Handsome, medium height, slender, Brooks Brothers glen plaid suit, blue shirt with a button-down collar, wing-tip shoes, a slight tan.

Throughout the Watergate saga, she sees events in terms of her husband: whether he loses weight and has black circles under his eyes, or is cheerful and laughing. She has no clue about daily infighting at the White House.

A Woman's View reads like a screenplay for a mid-afternoon soap opera, or like the National Lampoon's parody of Judy Agnew's dear diary.

At one point, John and Mo are on a long awaited vacation at a White House-rented cottage in Palm Springs. John Ehrlichman decides to come down with his family and asks Dean to vacate the cottage so that he can stay there; he invokes the Washington pecking order. Maureen whines:

Oh! That John Ehrlichman! That arrogant, thoughtless creature! I never could stand him, and now this...So what if Ehrlichman could pull "rank"--this wasn't the military. Let him come in and try, just try, to get us out.

The Deans leave, of course.

FOR ALL ITS WHIMPERING, this is the best that Mo Dean achieves in A Woman's View: sudden glimpses into the Watergate men's feelings for each other, and their characters. Dean plays a tape of an interview with E. Howard Hunt for Haldeman and Ehrlichman, "who were so entranced with what they were hering that when the President summoned Haldeman--which he did several times--Haldeman told him he would just have to wait 'until we get through with John."' At Camp David, Maureen peers into all the windows because she wants to see Nixon's huge stereo system:

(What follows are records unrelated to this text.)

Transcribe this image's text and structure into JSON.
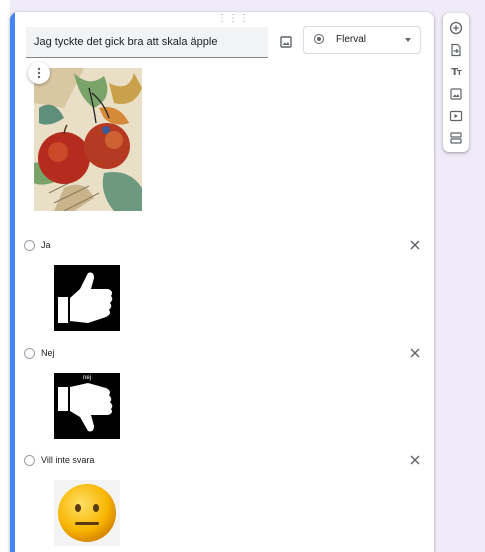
{
  "question": {
    "title": "Jag tyckte det gick bra att skala äpple",
    "type_label": "Flerval"
  },
  "icons": {
    "drag": "drag-handle-icon",
    "add_image": "image-icon",
    "close": "close-icon",
    "more": "more-vert-icon"
  },
  "options": [
    {
      "label": "Ja",
      "image": "thumbs-up"
    },
    {
      "label": "Nej",
      "image": "thumbs-down",
      "image_caption": "nej"
    },
    {
      "label": "Vill inte svara",
      "image": "neutral-face"
    }
  ],
  "toolbar": [
    {
      "name": "add-question",
      "icon": "plus-circle-icon"
    },
    {
      "name": "import-questions",
      "icon": "import-icon"
    },
    {
      "name": "add-title-description",
      "icon": "title-icon",
      "text": "T",
      "text_small": "T"
    },
    {
      "name": "add-image",
      "icon": "image-icon"
    },
    {
      "name": "add-video",
      "icon": "video-icon"
    },
    {
      "name": "add-section",
      "icon": "section-icon"
    }
  ],
  "colors": {
    "accent": "#4285f4",
    "background": "#f0ebf8",
    "icon": "#5f6368"
  }
}
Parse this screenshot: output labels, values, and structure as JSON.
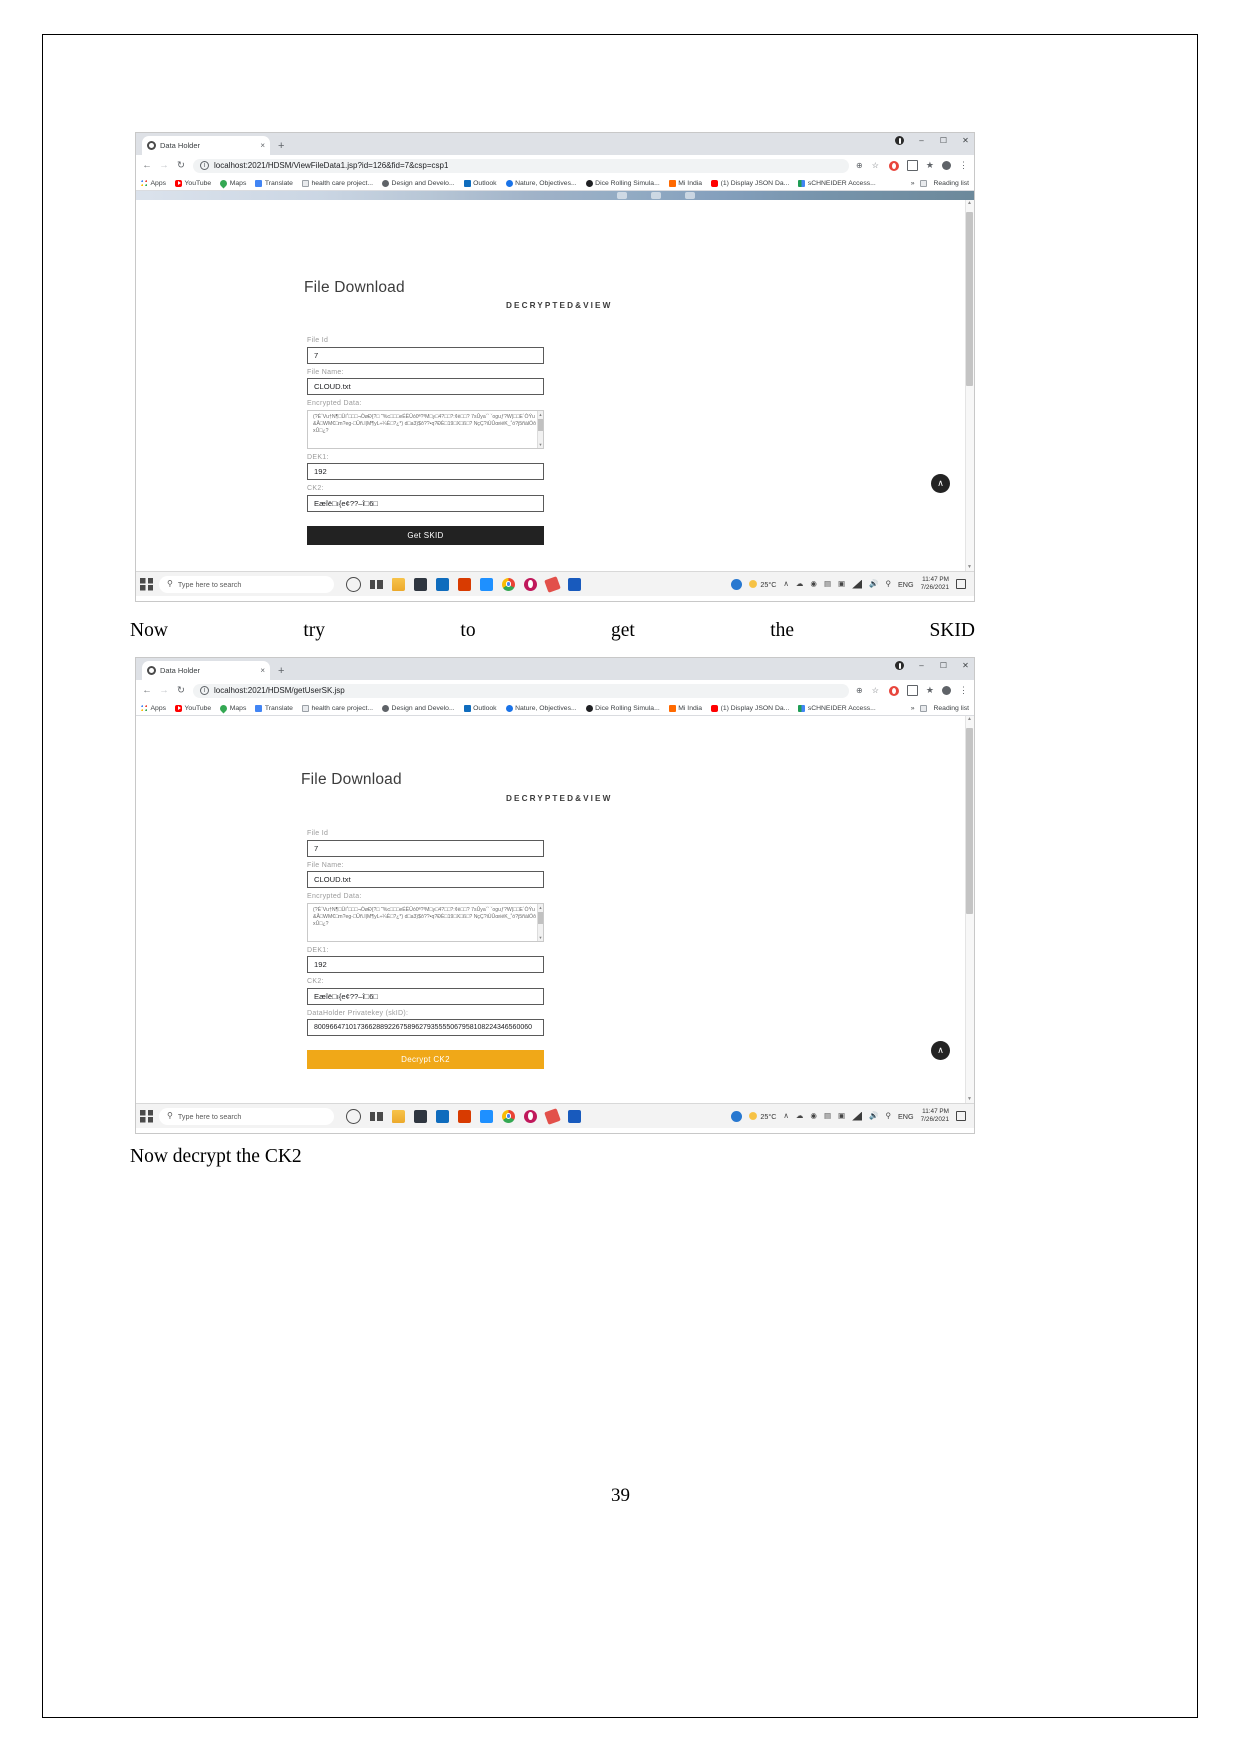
{
  "document": {
    "page_number": "39",
    "captions": {
      "caption1_words": [
        "Now",
        "try",
        "to",
        "get",
        "the",
        "SKID"
      ],
      "caption2": "Now decrypt the CK2"
    }
  },
  "browser": {
    "tab": {
      "title": "Data Holder",
      "close_label": "×",
      "favicon": "shield-icon"
    },
    "newtab_label": "+",
    "window_controls": {
      "minimize": "–",
      "maximize": "☐",
      "close": "✕"
    },
    "nav": {
      "back": "←",
      "forward": "→",
      "reload": "↻"
    },
    "omnibox": {
      "info_icon": "ⓘ",
      "zoom_icon": "⊕",
      "star_icon": "☆"
    },
    "extensions": {
      "more_icon": "⋮"
    },
    "bookmarks": [
      {
        "label": "Apps",
        "icon": "apps-grid-icon"
      },
      {
        "label": "YouTube",
        "icon": "youtube-icon"
      },
      {
        "label": "Maps",
        "icon": "maps-pin-icon"
      },
      {
        "label": "Translate",
        "icon": "translate-icon"
      },
      {
        "label": "health care project...",
        "icon": "document-icon"
      },
      {
        "label": "Design and Develo...",
        "icon": "w-circle-icon"
      },
      {
        "label": "Outlook",
        "icon": "outlook-icon"
      },
      {
        "label": "Nature, Objectives...",
        "icon": "globe-icon"
      },
      {
        "label": "Dice Rolling Simula...",
        "icon": "dice-icon"
      },
      {
        "label": "Mi India",
        "icon": "mi-icon"
      },
      {
        "label": "(1) Display JSON Da...",
        "icon": "youtube-icon"
      },
      {
        "label": "sCHNEIDER Access...",
        "icon": "schneider-icon"
      }
    ],
    "bookmarks_overflow": "»",
    "reading_list": {
      "label": "Reading list",
      "icon": "reading-list-icon"
    }
  },
  "window1": {
    "url": "localhost:2021/HDSM/ViewFileData1.jsp?id=126&fid=7&csp=csp1",
    "page": {
      "heading": "File Download",
      "subheading": "DECRYPTED&VIEW",
      "fields": [
        {
          "label": "File Id",
          "value": "7",
          "name": "file-id-input"
        },
        {
          "label": "File Name:",
          "value": "CLOUD.txt",
          "name": "file-name-input"
        },
        {
          "label": "Encrypted Data:",
          "value": "(?ÉˇVu†N¶□Üí˚□□□¬ÒøÐ{?□ ˜%c□□□eÉËÛó0ª?³M□y□4?□□?:¢è□□?\n7sÛyaˇˇ ˇoguƒ?W|□□E´ÒÝu&Å□WM€□m?eg-□Ûñ.I|M¶yL÷¼È□?¿*) d□a3)$ô??•q?ÐÈ□19□X□ß□? NçÇ?iÚÛœiéK_˚ó?j5ñàlÓôxÛ□¿?",
          "name": "encrypted-data-textarea"
        },
        {
          "label": "DEK1:",
          "value": "192",
          "name": "dek1-input"
        },
        {
          "label": "CK2:",
          "value": "Eæîë□ı{e¢??–î□6□",
          "name": "ck2-input"
        }
      ],
      "button": {
        "label": "Get SKID",
        "name": "get-skid-button",
        "color": "#222222"
      },
      "back_to_top": "∧"
    }
  },
  "window2": {
    "url": "localhost:2021/HDSM/getUserSK.jsp",
    "page": {
      "heading": "File Download",
      "subheading": "DECRYPTED&VIEW",
      "fields": [
        {
          "label": "File Id",
          "value": "7",
          "name": "file-id-input"
        },
        {
          "label": "File Name:",
          "value": "CLOUD.txt",
          "name": "file-name-input"
        },
        {
          "label": "Encrypted Data:",
          "value": "(?ÉˇVu†N¶□Üí˚□□□¬ÒøÐ{?□ ˜%c□□□eÉËÛó0ª?³M□y□4?□□?:¢è□□?\n7sÛyaˇˇ ˇoguƒ?W|□□E´ÒÝu&Å□WM€□m?eg-□Ûñ.I|M¶yL÷¼È□?¿*) d□a3)$ô??•q?ÐÈ□19□X□ß□? NçÇ?iÚÛœiéK_˚ó?j5ñàlÓôxÛ□¿?",
          "name": "encrypted-data-textarea"
        },
        {
          "label": "DEK1:",
          "value": "192",
          "name": "dek1-input"
        },
        {
          "label": "CK2:",
          "value": "Eæîë□ı{e¢??–î□6□",
          "name": "ck2-input"
        },
        {
          "label": "DataHolder Privatekey (skID):",
          "value": "80096647101736628892267589627935555067958108224346560060",
          "name": "dataholder-privatekey-input"
        }
      ],
      "button": {
        "label": "Decrypt CK2",
        "name": "decrypt-ck2-button",
        "color": "#f0a818"
      },
      "back_to_top": "∧"
    }
  },
  "taskbar": {
    "search_placeholder": "Type here to search",
    "search_icon": "search-icon",
    "start_icon": "windows-start-icon",
    "icons": [
      "cortana-circle-icon",
      "task-view-icon",
      "file-explorer-icon",
      "store-icon",
      "outlook-icon",
      "office-icon",
      "mail-icon",
      "chrome-icon",
      "opera-icon",
      "pen-icon",
      "word-icon"
    ],
    "tray": {
      "weather_temp": "25°C",
      "show_hidden": "∧",
      "onedrive": "☁",
      "network_icon": "network-icon",
      "volume_icon": "ᴘ",
      "language": "ENG",
      "time": "11:47 PM",
      "date": "7/26/2021",
      "notification_icon": "notification-icon"
    }
  }
}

John told me that some of the Camp David staff had been whispering that Nixon often stood before the stereo and--all by himself--'conducted' a symphony.

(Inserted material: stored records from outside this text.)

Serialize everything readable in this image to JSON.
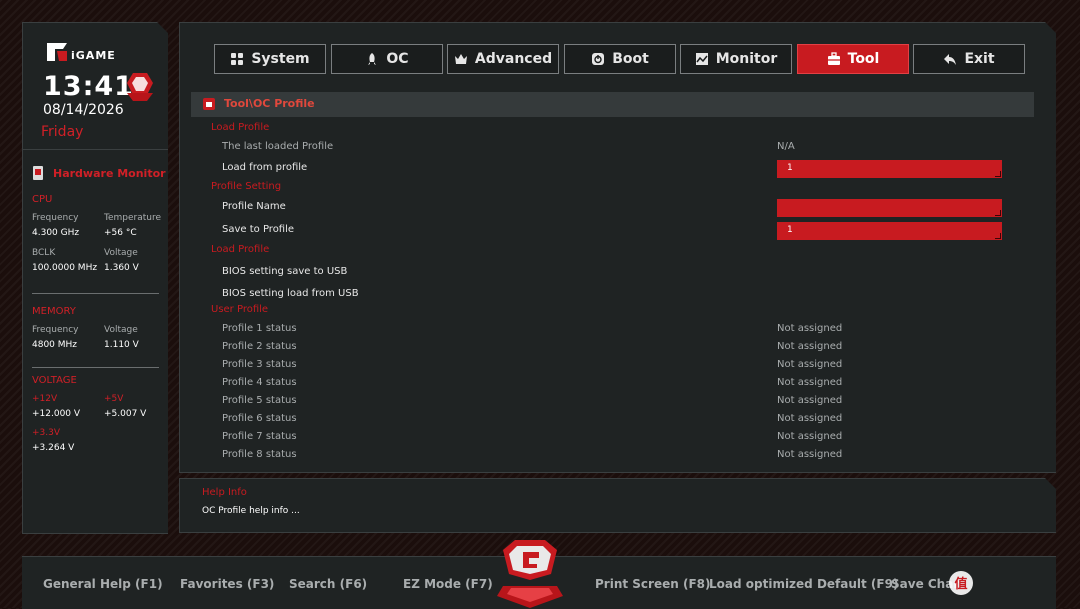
{
  "sidebar": {
    "brand": "iGAME",
    "time": "13:41",
    "date": "08/14/2026",
    "day": "Friday",
    "hardware_monitor_title": "Hardware Monitor",
    "cpu": {
      "title": "CPU",
      "frequency_label": "Frequency",
      "frequency_value": "4.300 GHz",
      "temperature_label": "Temperature",
      "temperature_value": "+56 °C",
      "bclk_label": "BCLK",
      "bclk_value": "100.0000 MHz",
      "voltage_label": "Voltage",
      "voltage_value": "1.360 V"
    },
    "memory": {
      "title": "MEMORY",
      "frequency_label": "Frequency",
      "frequency_value": "4800 MHz",
      "voltage_label": "Voltage",
      "voltage_value": "1.110 V"
    },
    "voltage": {
      "title": "VOLTAGE",
      "v12_label": "+12V",
      "v12_value": "+12.000 V",
      "v5_label": "+5V",
      "v5_value": "+5.007 V",
      "v33_label": "+3.3V",
      "v33_value": "+3.264 V"
    }
  },
  "tabs": [
    {
      "label": "System",
      "icon": "grid-icon"
    },
    {
      "label": "OC",
      "icon": "rocket-icon"
    },
    {
      "label": "Advanced",
      "icon": "crown-icon"
    },
    {
      "label": "Boot",
      "icon": "power-icon"
    },
    {
      "label": "Monitor",
      "icon": "chart-icon"
    },
    {
      "label": "Tool",
      "icon": "toolbox-icon",
      "active": true
    },
    {
      "label": "Exit",
      "icon": "back-arrow-icon"
    }
  ],
  "breadcrumb": "Tool\\OC Profile",
  "content": {
    "group_load_profile": "Load Profile",
    "last_loaded_label": "The last loaded Profile",
    "last_loaded_value": "N/A",
    "load_from_profile_label": "Load from profile",
    "load_from_profile_value": "1",
    "group_profile_setting": "Profile Setting",
    "profile_name_label": "Profile Name",
    "profile_name_value": "",
    "save_to_profile_label": "Save to Profile",
    "save_to_profile_value": "1",
    "group_load_profile_2": "Load Profile",
    "bios_save_usb": "BIOS setting save to USB",
    "bios_load_usb": "BIOS setting load from USB",
    "group_user_profile": "User Profile",
    "profiles": [
      {
        "label": "Profile 1 status",
        "value": "Not assigned"
      },
      {
        "label": "Profile 2 status",
        "value": "Not assigned"
      },
      {
        "label": "Profile 3 status",
        "value": "Not assigned"
      },
      {
        "label": "Profile 4 status",
        "value": "Not assigned"
      },
      {
        "label": "Profile 5 status",
        "value": "Not assigned"
      },
      {
        "label": "Profile 6 status",
        "value": "Not assigned"
      },
      {
        "label": "Profile 7 status",
        "value": "Not assigned"
      },
      {
        "label": "Profile 8 status",
        "value": "Not assigned"
      }
    ]
  },
  "help": {
    "title": "Help Info",
    "text": "OC Profile help info ..."
  },
  "hotkeys": {
    "general_help": "General Help (F1)",
    "favorites": "Favorites (F3)",
    "search": "Search (F6)",
    "ez_mode": "EZ Mode (F7)",
    "print_screen": "Print Screen (F8)",
    "load_defaults": "Load optimized Default (F9)",
    "save_changes": "Save Chan"
  },
  "colors": {
    "accent": "#c81b20",
    "panel": "#1f2323",
    "border": "#3a3f40"
  }
}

She is also pretty good at defining people with one sharp cut. She works with Jeb Magruder on Nixon's re-election festivities committee, and she describes him as "the chairman of the Junior Prom who wants to run for student body president next year."

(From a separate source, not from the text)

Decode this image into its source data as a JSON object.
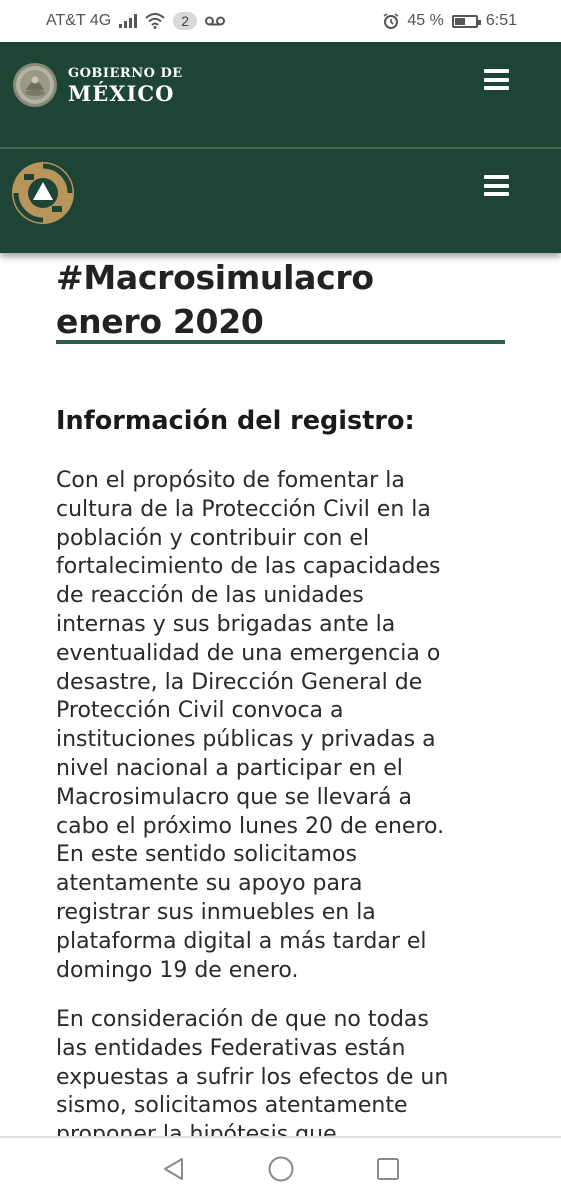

Unfortunately, it is only rarely that she manages a pointed anecdote. Her writing style (or her ghost writer's) is tacky and trite, and she often lapses into Watergate language:

Not at that time or at any other time did I think that it would be thrilling to be with a man who was close to the President.

We simply radiated delight at the various perquisites, assumed they were no more than we deserved, and enjoyed them to the fullest.

After this, the lawyers and the investigators coopted John again.

And so does her husband:

John. You're coming home. You're not leaving me here alone another night.

Hate to. But I can't run that press gauntlet.


I know how you feel, Mo. But we're in a period of no options.

Mo is a constant superficial moral quandary. Her three biggest dilemmas are womens' liberation, abuse of taxpayers' monies, and whether or not her husband did anything wrong. Her answers to all three are shifty. Every time she mentions that she assumed a "traditional female function," (preparing hors d'oeuvres for her husband's business associates) she adds, as an after thought, a "maybe I shouldn't be this way" clause, but always resolves it with that catch-all "but I am." She says she never realized she and her husband were misusing taxpayers' dollars (all those limos) until after he testified before the Senate Watergate Committee. And as to her husband's wrongdoings, she admits he committed some crimes, but, as she repeats ad nauseum, it was out of loyalty to Nixon; besides, he made a clean breast of it in the end. All of this is nothing more than conservative claptrap. Anytime she can avoid analysis or explanation, she does.

A Woman's View of Watergate is really more the story of the difficulties of being married to John Dean in troubled times than it is the story of those troubled times. It is the story of a romance that Maureen Dean knew was fated to occur from the moment she met the "Brooks Brothers" tan; a romance that began with this message, scrawled in lipstick by Dean on a motel room mirror: "Smile...an owl loves ya, loves ya, yes, loves ya."